(TASK DESCRIPTION) Below are records. Find each line in them that holds the word "contract" and copy it.

(EXERCISE DATA)
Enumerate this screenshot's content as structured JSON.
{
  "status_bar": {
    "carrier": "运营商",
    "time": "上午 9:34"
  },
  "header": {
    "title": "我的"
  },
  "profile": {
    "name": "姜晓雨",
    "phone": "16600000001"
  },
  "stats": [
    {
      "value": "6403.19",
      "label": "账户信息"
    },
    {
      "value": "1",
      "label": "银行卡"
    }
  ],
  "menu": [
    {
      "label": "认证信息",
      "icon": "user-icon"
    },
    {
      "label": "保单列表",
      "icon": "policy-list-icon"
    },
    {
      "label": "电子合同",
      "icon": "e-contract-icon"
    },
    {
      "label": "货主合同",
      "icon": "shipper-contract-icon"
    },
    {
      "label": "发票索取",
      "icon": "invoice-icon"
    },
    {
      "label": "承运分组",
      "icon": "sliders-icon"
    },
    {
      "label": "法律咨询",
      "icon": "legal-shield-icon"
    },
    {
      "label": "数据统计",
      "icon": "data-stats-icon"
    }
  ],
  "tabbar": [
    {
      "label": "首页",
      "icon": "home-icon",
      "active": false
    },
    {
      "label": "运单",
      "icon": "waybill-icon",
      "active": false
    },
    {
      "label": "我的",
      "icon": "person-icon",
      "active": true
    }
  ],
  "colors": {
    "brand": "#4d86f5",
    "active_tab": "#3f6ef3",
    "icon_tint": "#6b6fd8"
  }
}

(WRITTEN ANSWER)
      "icon": "e-contract-icon"
      "icon": "shipper-contract-icon"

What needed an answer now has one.